* **WHAT YOU SHOULD DO**: A word-for-word copy of the following listing is needed. Leave out its images.
START GIVEN ENTRIES
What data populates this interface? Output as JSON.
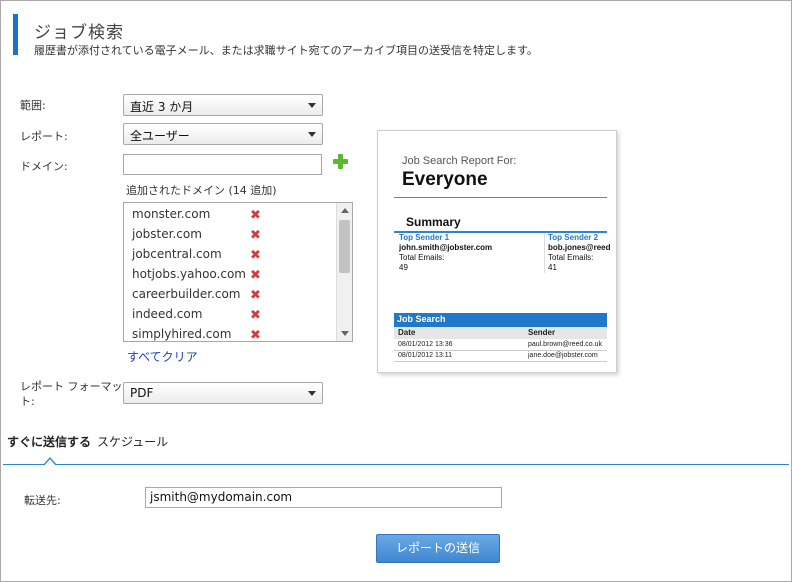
{
  "header": {
    "title": "ジョブ検索",
    "subtitle": "履歴書が添付されている電子メール、または求職サイト宛てのアーカイブ項目の送受信を特定します。"
  },
  "form": {
    "range_label": "範囲:",
    "range_value": "直近 3 か月",
    "report_label": "レポート:",
    "report_value": "全ユーザー",
    "domain_label": "ドメイン:",
    "domain_input_value": "",
    "added_domains_label": "追加されたドメイン (14 追加)",
    "domains": [
      "monster.com",
      "jobster.com",
      "jobcentral.com",
      "hotjobs.yahoo.com",
      "careerbuilder.com",
      "indeed.com",
      "simplyhired.com"
    ],
    "clear_all_label": "すべてクリア",
    "format_label_line1": "レポート フォーマッ",
    "format_label_line2": "ト:",
    "format_value": "PDF"
  },
  "preview": {
    "heading": "Job Search Report For:",
    "audience": "Everyone",
    "summary_title": "Summary",
    "senders": [
      {
        "title": "Top Sender 1",
        "email": "john.smith@jobster.com",
        "label": "Total Emails:",
        "count": "49"
      },
      {
        "title": "Top Sender 2",
        "email": "bob.jones@reed.",
        "label": "Total Emails:",
        "count": "41"
      }
    ],
    "job_search_title": "Job Search",
    "columns": [
      "Date",
      "Sender"
    ],
    "rows": [
      {
        "date": "08/01/2012 13:36",
        "sender": "paul.brown@reed.co.uk"
      },
      {
        "date": "08/01/2012 13:11",
        "sender": "jane.doe@jobster.com"
      }
    ]
  },
  "tabs": {
    "send_now": "すぐに送信する",
    "schedule": "スケジュール"
  },
  "send": {
    "to_label": "転送先:",
    "to_value": "jsmith@mydomain.com",
    "submit_label": "レポートの送信"
  },
  "colors": {
    "accent": "#1a73c9",
    "remove": "#d63a3a",
    "add": "#5cb82d",
    "link": "#1a3fc0"
  }
}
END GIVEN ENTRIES
* **OUTPUT BELOW**:
What data populates this interface? Output as JSON.
{
  "header": {
    "title": "ジョブ検索",
    "subtitle": "履歴書が添付されている電子メール、または求職サイト宛てのアーカイブ項目の送受信を特定します。"
  },
  "form": {
    "range_label": "範囲:",
    "range_value": "直近 3 か月",
    "report_label": "レポート:",
    "report_value": "全ユーザー",
    "domain_label": "ドメイン:",
    "domain_input_value": "",
    "added_domains_label": "追加されたドメイン (14 追加)",
    "domains": [
      "monster.com",
      "jobster.com",
      "jobcentral.com",
      "hotjobs.yahoo.com",
      "careerbuilder.com",
      "indeed.com",
      "simplyhired.com"
    ],
    "clear_all_label": "すべてクリア",
    "format_label_line1": "レポート フォーマッ",
    "format_label_line2": "ト:",
    "format_value": "PDF"
  },
  "preview": {
    "heading": "Job Search Report For:",
    "audience": "Everyone",
    "summary_title": "Summary",
    "senders": [
      {
        "title": "Top Sender 1",
        "email": "john.smith@jobster.com",
        "label": "Total Emails:",
        "count": "49"
      },
      {
        "title": "Top Sender 2",
        "email": "bob.jones@reed.",
        "label": "Total Emails:",
        "count": "41"
      }
    ],
    "job_search_title": "Job Search",
    "columns": [
      "Date",
      "Sender"
    ],
    "rows": [
      {
        "date": "08/01/2012 13:36",
        "sender": "paul.brown@reed.co.uk"
      },
      {
        "date": "08/01/2012 13:11",
        "sender": "jane.doe@jobster.com"
      }
    ]
  },
  "tabs": {
    "send_now": "すぐに送信する",
    "schedule": "スケジュール"
  },
  "send": {
    "to_label": "転送先:",
    "to_value": "jsmith@mydomain.com",
    "submit_label": "レポートの送信"
  },
  "colors": {
    "accent": "#1a73c9",
    "remove": "#d63a3a",
    "add": "#5cb82d",
    "link": "#1a3fc0"
  }
}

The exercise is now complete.